Animals are on the move, thrust into migration by drought, fire and hunger. Early in the season, black bears are stumbling into Albuquerque and Rio Rancho. The hungry young bear captured and photographed on the edge of the Duke City could well be the poster child of the Great Drought. Ironically, the oso (bear) is New Mexico’s official state mammal. In the 21st century, Smokey the Bear has become Scrawny the Bear.
All their technological and super-analytical wizardry aside, humans will simply never know what is going through the mind of a bear, a mountain lion or a deer as the creature attempts to cope with a planet turned upside down.
The splash of water in the Rio Grande in recent days was a welcome sight to behold after months of severely reduced or virtually nil flows.
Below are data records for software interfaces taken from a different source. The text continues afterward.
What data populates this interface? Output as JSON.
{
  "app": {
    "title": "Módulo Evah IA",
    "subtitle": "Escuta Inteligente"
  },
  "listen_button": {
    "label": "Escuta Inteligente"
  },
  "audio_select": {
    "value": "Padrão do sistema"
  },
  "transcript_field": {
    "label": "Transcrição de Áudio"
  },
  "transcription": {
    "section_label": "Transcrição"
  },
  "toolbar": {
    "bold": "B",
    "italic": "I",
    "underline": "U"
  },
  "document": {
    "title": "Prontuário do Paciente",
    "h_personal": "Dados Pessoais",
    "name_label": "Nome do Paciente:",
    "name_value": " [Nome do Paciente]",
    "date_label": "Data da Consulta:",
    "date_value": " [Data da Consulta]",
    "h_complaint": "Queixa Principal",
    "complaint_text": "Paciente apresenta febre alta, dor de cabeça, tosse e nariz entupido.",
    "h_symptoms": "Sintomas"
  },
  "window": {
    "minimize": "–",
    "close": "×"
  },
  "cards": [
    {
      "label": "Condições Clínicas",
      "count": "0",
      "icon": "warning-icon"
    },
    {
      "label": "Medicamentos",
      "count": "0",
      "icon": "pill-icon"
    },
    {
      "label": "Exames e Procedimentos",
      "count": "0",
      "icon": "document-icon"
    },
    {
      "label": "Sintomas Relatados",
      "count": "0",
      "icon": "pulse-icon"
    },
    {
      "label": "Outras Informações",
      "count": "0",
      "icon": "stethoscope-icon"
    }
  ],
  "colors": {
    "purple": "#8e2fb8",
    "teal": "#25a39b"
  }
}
But the water deliveries to farmers in the Middle Rio Grande Conservancy District and points south are, as they say, “The best it’s going to get.”
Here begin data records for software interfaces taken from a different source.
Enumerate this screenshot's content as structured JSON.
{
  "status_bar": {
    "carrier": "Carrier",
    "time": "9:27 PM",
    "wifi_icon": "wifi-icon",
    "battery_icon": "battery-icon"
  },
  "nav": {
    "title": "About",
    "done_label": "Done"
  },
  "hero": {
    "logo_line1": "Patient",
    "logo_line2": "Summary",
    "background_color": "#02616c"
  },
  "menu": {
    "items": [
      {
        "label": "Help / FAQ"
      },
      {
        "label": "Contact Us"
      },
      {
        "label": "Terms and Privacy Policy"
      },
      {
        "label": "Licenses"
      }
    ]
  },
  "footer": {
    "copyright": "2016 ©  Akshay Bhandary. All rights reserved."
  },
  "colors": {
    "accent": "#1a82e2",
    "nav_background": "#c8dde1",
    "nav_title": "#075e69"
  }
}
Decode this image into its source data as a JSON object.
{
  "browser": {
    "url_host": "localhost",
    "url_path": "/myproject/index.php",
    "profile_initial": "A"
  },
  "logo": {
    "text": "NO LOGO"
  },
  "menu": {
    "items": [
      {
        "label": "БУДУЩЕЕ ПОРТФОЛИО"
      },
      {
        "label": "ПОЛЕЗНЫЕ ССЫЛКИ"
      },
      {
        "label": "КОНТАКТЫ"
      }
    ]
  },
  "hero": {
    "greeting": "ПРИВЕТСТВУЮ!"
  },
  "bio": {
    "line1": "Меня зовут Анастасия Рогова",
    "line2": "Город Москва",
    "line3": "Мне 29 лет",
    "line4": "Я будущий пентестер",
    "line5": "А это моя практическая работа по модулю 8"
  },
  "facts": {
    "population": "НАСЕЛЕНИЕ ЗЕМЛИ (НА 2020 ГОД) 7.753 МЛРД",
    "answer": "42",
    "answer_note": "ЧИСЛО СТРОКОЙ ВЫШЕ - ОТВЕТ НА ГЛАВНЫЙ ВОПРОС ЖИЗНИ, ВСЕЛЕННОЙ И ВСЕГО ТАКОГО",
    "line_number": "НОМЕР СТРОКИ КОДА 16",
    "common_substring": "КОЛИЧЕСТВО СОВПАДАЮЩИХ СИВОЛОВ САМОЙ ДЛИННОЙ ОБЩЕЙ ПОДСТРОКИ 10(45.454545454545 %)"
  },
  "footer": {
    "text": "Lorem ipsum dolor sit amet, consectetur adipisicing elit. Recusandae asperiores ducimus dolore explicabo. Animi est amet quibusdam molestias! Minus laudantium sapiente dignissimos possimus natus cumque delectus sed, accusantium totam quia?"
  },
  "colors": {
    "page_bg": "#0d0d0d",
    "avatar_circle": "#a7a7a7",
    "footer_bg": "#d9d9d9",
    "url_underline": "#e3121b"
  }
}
Unless sufficient rain falls over the summer, growers who do not have access to well water are plum out of luck. Unfortunately, any rain will also carry debris from the burned and eroded landscape. But so far, rain is a scarce commodity.
As monsoon season gets underway, afternoon clouds drooping with pregnant black bellies rally in the sky. By evening they dissipate in a big tease, inviting the ever-fat cockroaches to play. If rain does come, will it fall in the traditional nourishing showers that revive the greenery and recharge the aquifers?
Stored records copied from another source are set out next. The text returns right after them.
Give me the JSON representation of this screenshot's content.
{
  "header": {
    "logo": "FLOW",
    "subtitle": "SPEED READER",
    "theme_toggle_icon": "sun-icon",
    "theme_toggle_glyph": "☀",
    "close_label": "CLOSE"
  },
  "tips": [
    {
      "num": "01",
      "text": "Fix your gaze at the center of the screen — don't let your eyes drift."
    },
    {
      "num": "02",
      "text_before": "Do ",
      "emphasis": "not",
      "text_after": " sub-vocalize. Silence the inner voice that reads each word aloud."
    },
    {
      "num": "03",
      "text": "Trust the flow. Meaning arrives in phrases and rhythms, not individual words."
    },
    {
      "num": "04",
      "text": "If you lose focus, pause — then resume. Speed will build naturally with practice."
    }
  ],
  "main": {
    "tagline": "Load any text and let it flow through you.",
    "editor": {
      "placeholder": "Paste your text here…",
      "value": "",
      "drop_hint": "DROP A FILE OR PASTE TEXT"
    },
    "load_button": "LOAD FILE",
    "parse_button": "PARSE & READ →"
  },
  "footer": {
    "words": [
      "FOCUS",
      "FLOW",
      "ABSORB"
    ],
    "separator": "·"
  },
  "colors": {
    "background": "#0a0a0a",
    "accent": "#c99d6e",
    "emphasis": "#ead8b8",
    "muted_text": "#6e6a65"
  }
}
Or, will it drown the land in unimaginable quantities like it did to the south on the Texas/Coahuila border last month?
Remember Little Katrina? The deluge that flooded southern New Mexico, El Paso and Ciudad Juarez back in 2006?
The crazy climate is the big story this year. Sudden wind bursts and dust storms pound the land, bend trees, snap branches and trigger power outages. Dust devils seem to be more frequent, jumping out of the desert and into the paths of startled motorists.
On the evening of July 1, campers at Elephant Butte, the depleted reservoir that waters the farmland of the Paso del Norte borderland, reportedly escaped injury when they were whipped by furious wind, screaming hail and a “funnel cloud” that hinted of a tornado.
Does all this represent an especially nasty but ultimately passing season, or is it the new normal?
Last week, the Obama administration released a plan to reduce carbon emissions and begin turning back the tide of climate change. In a prescient weekly address delivered the day before 19 Arizona firefighters lost their lives to one of the great infernos of 2013, the President repeated the urgency of his plan.
“Those who already feel the effects of a changing climate don’t have time to deny it-they’re busy dealing with it. The firefighters who brave longer wildfire seasons. The farmers who see crops wilted one year, and washed away the next. Western families worried about water that’s drying up,” Obama said.
“The cost of these events can be measured in lost lives and livelihoods, lost homes and businesses, and hundreds of billions of dollars in emergency services and disaster relief. And Americans across the country are already paying the price of inaction in higher food costs, insurance premiums, and the tab for rebuilding.”
In a world dizzied and dazzled by the ever-changing news cycle and the latest electronic toy, Obama’s weekend address didn’t get much play. But as the summer of 2013 grimly illustrates, the President’s words were certainly some of the most important ones coming from the White House, leaving aside for now debates over policy particulars and strategic directions.
“The question is not whether we need to act,” Obama declared. “The question is whether we will have the courage to act before it’s too late.”
For the moment, though, much of Washington is heeding the sounds of other pipers, as Nero’s symphony cranks into overdrive.
Have a great Fourth of July holiday break!